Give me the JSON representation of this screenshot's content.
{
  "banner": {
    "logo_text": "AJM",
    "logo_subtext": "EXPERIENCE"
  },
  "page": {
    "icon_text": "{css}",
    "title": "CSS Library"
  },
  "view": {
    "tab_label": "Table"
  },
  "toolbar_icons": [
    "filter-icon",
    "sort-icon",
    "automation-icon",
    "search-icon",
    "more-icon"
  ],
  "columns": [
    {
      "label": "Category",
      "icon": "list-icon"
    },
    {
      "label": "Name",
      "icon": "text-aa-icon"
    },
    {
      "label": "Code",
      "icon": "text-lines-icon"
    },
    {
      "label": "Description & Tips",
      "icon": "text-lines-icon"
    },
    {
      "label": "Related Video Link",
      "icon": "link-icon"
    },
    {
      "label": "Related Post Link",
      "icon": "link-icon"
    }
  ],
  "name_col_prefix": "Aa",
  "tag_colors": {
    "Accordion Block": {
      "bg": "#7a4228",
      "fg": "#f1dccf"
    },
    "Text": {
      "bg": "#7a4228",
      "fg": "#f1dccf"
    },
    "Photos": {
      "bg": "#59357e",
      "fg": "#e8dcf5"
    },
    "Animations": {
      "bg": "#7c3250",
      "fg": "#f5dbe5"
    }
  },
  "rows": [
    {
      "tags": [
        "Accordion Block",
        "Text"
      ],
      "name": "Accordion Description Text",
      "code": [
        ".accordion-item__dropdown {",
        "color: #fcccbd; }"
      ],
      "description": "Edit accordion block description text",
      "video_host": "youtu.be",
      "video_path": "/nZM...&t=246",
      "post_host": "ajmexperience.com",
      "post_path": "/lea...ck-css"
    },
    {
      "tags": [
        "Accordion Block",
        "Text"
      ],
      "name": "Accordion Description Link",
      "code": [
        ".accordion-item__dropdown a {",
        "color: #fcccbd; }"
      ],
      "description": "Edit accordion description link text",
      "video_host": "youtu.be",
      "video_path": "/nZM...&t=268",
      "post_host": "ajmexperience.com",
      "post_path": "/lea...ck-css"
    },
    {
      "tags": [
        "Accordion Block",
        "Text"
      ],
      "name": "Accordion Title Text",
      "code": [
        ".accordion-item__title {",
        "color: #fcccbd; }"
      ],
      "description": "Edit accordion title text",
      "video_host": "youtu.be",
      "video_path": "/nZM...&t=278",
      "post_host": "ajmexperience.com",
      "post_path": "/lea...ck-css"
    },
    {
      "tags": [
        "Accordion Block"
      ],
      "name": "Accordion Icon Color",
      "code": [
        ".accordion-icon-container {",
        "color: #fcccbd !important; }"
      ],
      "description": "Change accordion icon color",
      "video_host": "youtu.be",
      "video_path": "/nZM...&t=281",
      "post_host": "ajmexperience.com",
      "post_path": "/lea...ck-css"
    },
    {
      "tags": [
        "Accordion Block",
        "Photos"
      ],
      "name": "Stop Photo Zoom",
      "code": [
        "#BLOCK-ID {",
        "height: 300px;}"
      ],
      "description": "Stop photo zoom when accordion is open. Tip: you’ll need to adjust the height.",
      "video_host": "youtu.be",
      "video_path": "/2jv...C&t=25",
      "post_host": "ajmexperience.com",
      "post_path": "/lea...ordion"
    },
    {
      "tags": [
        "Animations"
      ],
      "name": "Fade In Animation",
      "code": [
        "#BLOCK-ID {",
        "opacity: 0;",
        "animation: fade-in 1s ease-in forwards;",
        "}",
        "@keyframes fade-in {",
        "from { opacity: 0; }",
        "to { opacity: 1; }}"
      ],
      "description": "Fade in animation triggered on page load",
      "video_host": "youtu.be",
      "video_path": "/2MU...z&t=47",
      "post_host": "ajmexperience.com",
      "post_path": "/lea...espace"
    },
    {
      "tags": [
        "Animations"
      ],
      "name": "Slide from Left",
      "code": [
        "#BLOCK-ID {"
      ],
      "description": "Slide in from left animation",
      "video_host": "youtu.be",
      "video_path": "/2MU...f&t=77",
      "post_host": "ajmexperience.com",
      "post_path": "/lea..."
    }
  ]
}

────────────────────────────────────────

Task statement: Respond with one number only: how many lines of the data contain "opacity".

Solution to this task: 3